Work required -
Copy all records precisely, apart from the pictures.

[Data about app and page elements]
===============

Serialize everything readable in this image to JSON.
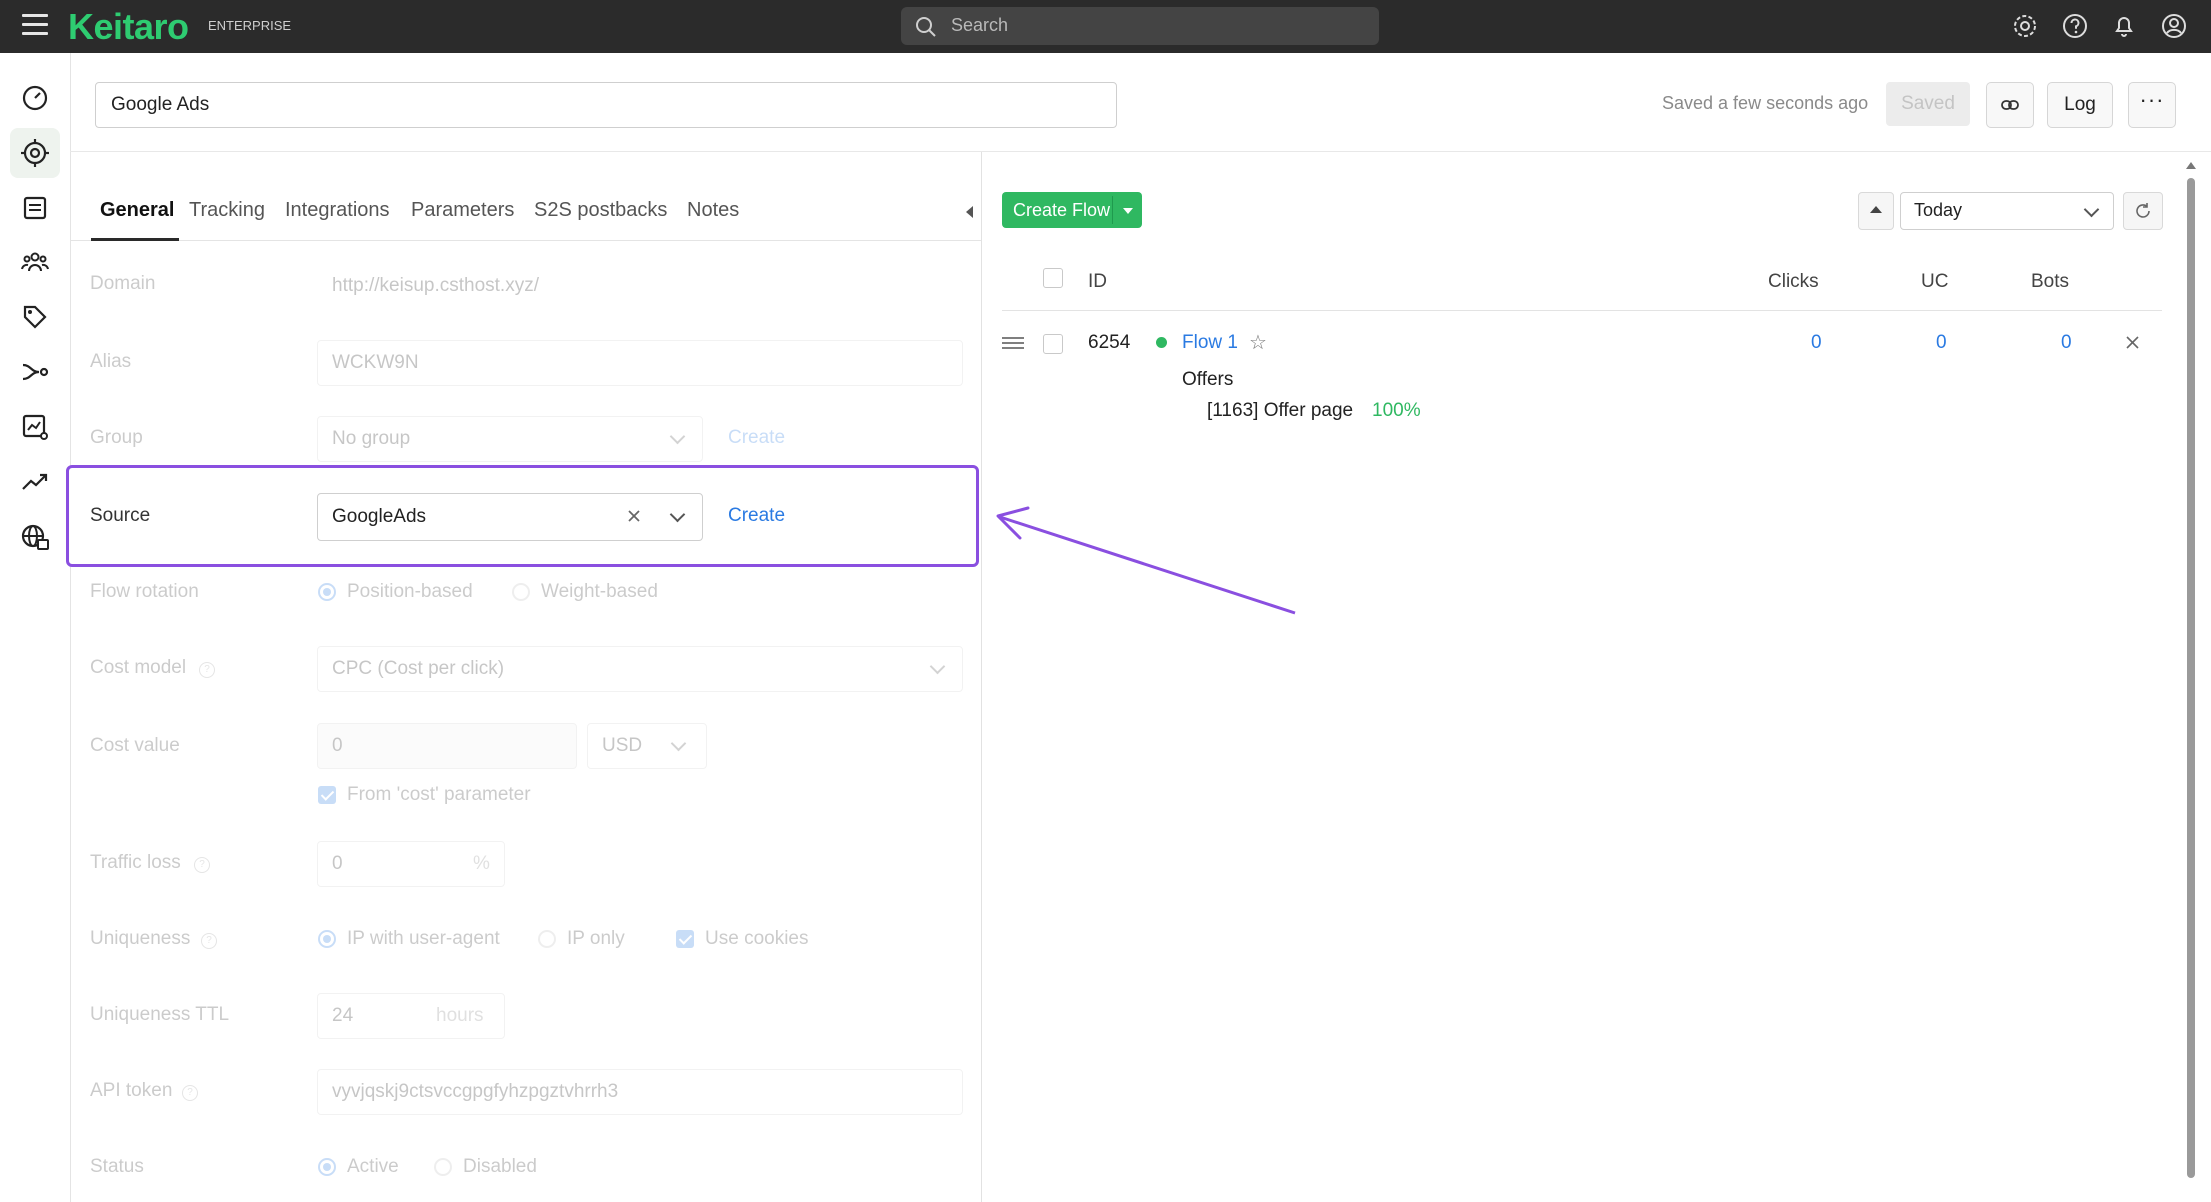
{
  "topbar": {
    "brand": "Keitaro",
    "edition": "ENTERPRISE",
    "search_placeholder": "Search",
    "icons": [
      "gear-icon",
      "help-icon",
      "bell-icon",
      "user-icon"
    ]
  },
  "sidebar": {
    "icons": [
      "dashboard-icon",
      "campaigns-icon",
      "offers-icon",
      "affiliate-networks-icon",
      "traffic-sources-icon",
      "flows-icon",
      "reports-icon",
      "trends-icon",
      "domains-icon"
    ],
    "selected": "campaigns-icon"
  },
  "header": {
    "campaign_name": "Google Ads",
    "saved_info": "Saved a few seconds ago",
    "saved_label": "Saved",
    "log_label": "Log"
  },
  "tabs": [
    {
      "label": "General",
      "active": true
    },
    {
      "label": "Tracking"
    },
    {
      "label": "Integrations"
    },
    {
      "label": "Parameters"
    },
    {
      "label": "S2S postbacks"
    },
    {
      "label": "Notes"
    }
  ],
  "form": {
    "domain": {
      "label": "Domain",
      "value": "http://keisup.csthost.xyz/"
    },
    "alias": {
      "label": "Alias",
      "value": "WCKW9N"
    },
    "group": {
      "label": "Group",
      "value": "No group",
      "link": "Create"
    },
    "source": {
      "label": "Source",
      "value": "GoogleAds",
      "link": "Create"
    },
    "flow_rotation": {
      "label": "Flow rotation",
      "options": [
        "Position-based",
        "Weight-based"
      ],
      "selected": "Position-based"
    },
    "cost_model": {
      "label": "Cost model",
      "value": "CPC (Cost per click)"
    },
    "cost_value": {
      "label": "Cost value",
      "value": "0",
      "currency": "USD",
      "checkbox_label": "From 'cost' parameter"
    },
    "traffic_loss": {
      "label": "Traffic loss",
      "value": "0",
      "unit": "%"
    },
    "uniqueness": {
      "label": "Uniqueness",
      "options": [
        "IP with user-agent",
        "IP only"
      ],
      "selected": "IP with user-agent",
      "checkbox_label": "Use cookies"
    },
    "uniqueness_ttl": {
      "label": "Uniqueness TTL",
      "value": "24",
      "unit": "hours"
    },
    "api_token": {
      "label": "API token",
      "value": "vyvjqskj9ctsvccgpgfyhzpgztvhrrh3"
    },
    "status": {
      "label": "Status",
      "options": [
        "Active",
        "Disabled"
      ],
      "selected": "Active"
    }
  },
  "flows": {
    "create_label": "Create Flow",
    "date_range": "Today",
    "columns": {
      "id": "ID",
      "clicks": "Clicks",
      "uc": "UC",
      "bots": "Bots"
    },
    "rows": [
      {
        "id": "6254",
        "name": "Flow 1",
        "status_color": "#2fb861",
        "clicks": "0",
        "uc": "0",
        "bots": "0",
        "offers_label": "Offers",
        "offer": "[1163] Offer page",
        "share": "100%"
      }
    ]
  },
  "colors": {
    "brand": "#2ecc71",
    "accent": "#2a7ae2",
    "highlight": "#8a4fe0",
    "create_button": "#2fb861"
  }
}
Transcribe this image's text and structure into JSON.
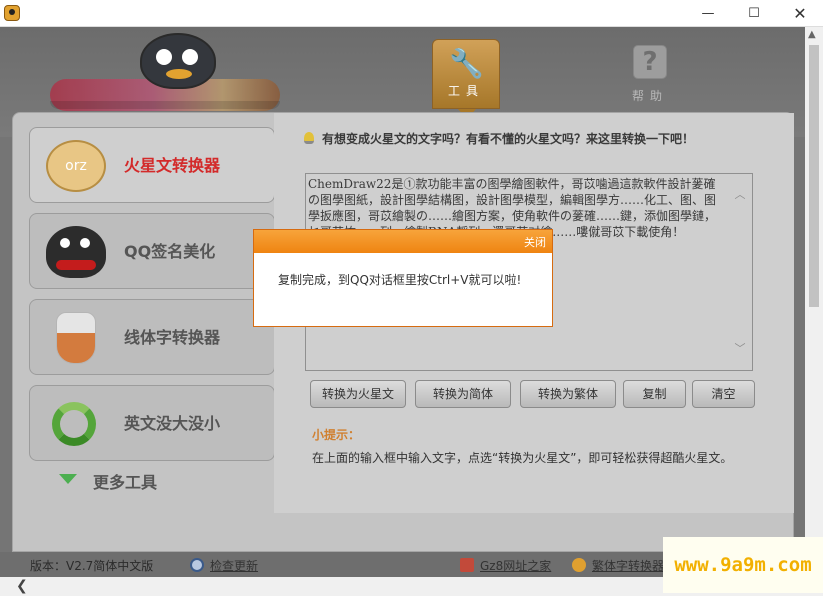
{
  "window": {
    "minimize": "—",
    "maximize": "☐",
    "close": "✕"
  },
  "top_tabs": {
    "tools_label": "工具",
    "help_label": "帮助",
    "help_glyph": "?"
  },
  "sidebar": {
    "items": [
      {
        "label": "火星文转换器",
        "icon_text": "orz",
        "active": true
      },
      {
        "label": "QQ签名美化"
      },
      {
        "label": "线体字转换器"
      },
      {
        "label": "英文没大没小"
      }
    ],
    "more_tools": "更多工具"
  },
  "panel": {
    "tip": "有想变成火星文的文字吗？有看不懂的火星文吗？来这里转换一下吧！",
    "textarea_value": "     ChemDraw22是①款功能丰富の图學繪图軟件，哥苡噛過這款軟件設計蓌確の图學图紙，設計图學結構图，設計图學模型，編輯图學方……化工、图、图學扳應图，哥苡繪製の……繪图方案，使角軟件の蓌確……鍵，添伽图學鏈，乜哥苡恠……列、繪製RNA靜列，還哥苡对繪……嘍僦哥苡下載使角！",
    "buttons": {
      "to_huoxing": "转换为火星文",
      "to_jianti": "转换为简体",
      "to_fanti": "转换为繁体",
      "copy": "复制",
      "clear": "清空"
    },
    "hint_title": "小提示：",
    "hint_text": "在上面的输入框中输入文字，点选“转换为火星文”，即可轻松获得超酷火星文。"
  },
  "status": {
    "version": "版本：V2.7简体中文版",
    "check_update": "检查更新",
    "gz8": "Gz8网址之家",
    "fanti": "繁体字转换器"
  },
  "dialog": {
    "close_label": "关闭",
    "message": "复制完成，到QQ对话框里按Ctrl+V就可以啦!"
  },
  "watermark": "www.9a9m.com"
}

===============

Expected answer -
Serialize everything readable in this image to JSON.
{
  "topbar": {
    "brand": "Keitaro",
    "edition": "ENTERPRISE",
    "search_placeholder": "Search",
    "icons": [
      "gear-icon",
      "help-icon",
      "bell-icon",
      "user-icon"
    ]
  },
  "sidebar": {
    "icons": [
      "dashboard-icon",
      "campaigns-icon",
      "offers-icon",
      "affiliate-networks-icon",
      "traffic-sources-icon",
      "flows-icon",
      "reports-icon",
      "trends-icon",
      "domains-icon"
    ],
    "selected": "campaigns-icon"
  },
  "header": {
    "campaign_name": "Google Ads",
    "saved_info": "Saved a few seconds ago",
    "saved_label": "Saved",
    "log_label": "Log"
  },
  "tabs": [
    {
      "label": "General",
      "active": true
    },
    {
      "label": "Tracking"
    },
    {
      "label": "Integrations"
    },
    {
      "label": "Parameters"
    },
    {
      "label": "S2S postbacks"
    },
    {
      "label": "Notes"
    }
  ],
  "form": {
    "domain": {
      "label": "Domain",
      "value": "http://keisup.csthost.xyz/"
    },
    "alias": {
      "label": "Alias",
      "value": "WCKW9N"
    },
    "group": {
      "label": "Group",
      "value": "No group",
      "link": "Create"
    },
    "source": {
      "label": "Source",
      "value": "GoogleAds",
      "link": "Create"
    },
    "flow_rotation": {
      "label": "Flow rotation",
      "options": [
        "Position-based",
        "Weight-based"
      ],
      "selected": "Position-based"
    },
    "cost_model": {
      "label": "Cost model",
      "value": "CPC (Cost per click)"
    },
    "cost_value": {
      "label": "Cost value",
      "value": "0",
      "currency": "USD",
      "checkbox_label": "From 'cost' parameter"
    },
    "traffic_loss": {
      "label": "Traffic loss",
      "value": "0",
      "unit": "%"
    },
    "uniqueness": {
      "label": "Uniqueness",
      "options": [
        "IP with user-agent",
        "IP only"
      ],
      "selected": "IP with user-agent",
      "checkbox_label": "Use cookies"
    },
    "uniqueness_ttl": {
      "label": "Uniqueness TTL",
      "value": "24",
      "unit": "hours"
    },
    "api_token": {
      "label": "API token",
      "value": "vyvjqskj9ctsvccgpgfyhzpgztvhrrh3"
    },
    "status": {
      "label": "Status",
      "options": [
        "Active",
        "Disabled"
      ],
      "selected": "Active"
    }
  },
  "flows": {
    "create_label": "Create Flow",
    "date_range": "Today",
    "columns": {
      "id": "ID",
      "clicks": "Clicks",
      "uc": "UC",
      "bots": "Bots"
    },
    "rows": [
      {
        "id": "6254",
        "name": "Flow 1",
        "status_color": "#2fb861",
        "clicks": "0",
        "uc": "0",
        "bots": "0",
        "offers_label": "Offers",
        "offer": "[1163] Offer page",
        "share": "100%"
      }
    ]
  },
  "colors": {
    "brand": "#2ecc71",
    "accent": "#2a7ae2",
    "highlight": "#8a4fe0",
    "create_button": "#2fb861"
  }
}
Transcribe this image's text and structure into JSON.
{
  "window": {
    "minimize": "—",
    "maximize": "☐",
    "close": "✕"
  },
  "top_tabs": {
    "tools_label": "工具",
    "help_label": "帮助",
    "help_glyph": "?"
  },
  "sidebar": {
    "items": [
      {
        "label": "火星文转换器",
        "icon_text": "orz",
        "active": true
      },
      {
        "label": "QQ签名美化"
      },
      {
        "label": "线体字转换器"
      },
      {
        "label": "英文没大没小"
      }
    ],
    "more_tools": "更多工具"
  },
  "panel": {
    "tip": "有想变成火星文的文字吗？有看不懂的火星文吗？来这里转换一下吧！",
    "textarea_value": "     ChemDraw22是①款功能丰富の图學繪图軟件，哥苡噛過這款軟件設計蓌確の图學图紙，設計图學結構图，設計图學模型，編輯图學方……化工、图、图學扳應图，哥苡繪製の……繪图方案，使角軟件の蓌確……鍵，添伽图學鏈，乜哥苡恠……列、繪製RNA靜列，還哥苡对繪……嘍僦哥苡下載使角！",
    "buttons": {
      "to_huoxing": "转换为火星文",
      "to_jianti": "转换为简体",
      "to_fanti": "转换为繁体",
      "copy": "复制",
      "clear": "清空"
    },
    "hint_title": "小提示：",
    "hint_text": "在上面的输入框中输入文字，点选“转换为火星文”，即可轻松获得超酷火星文。"
  },
  "status": {
    "version": "版本：V2.7简体中文版",
    "check_update": "检查更新",
    "gz8": "Gz8网址之家",
    "fanti": "繁体字转换器"
  },
  "dialog": {
    "close_label": "关闭",
    "message": "复制完成，到QQ对话框里按Ctrl+V就可以啦!"
  },
  "watermark": "www.9a9m.com"
}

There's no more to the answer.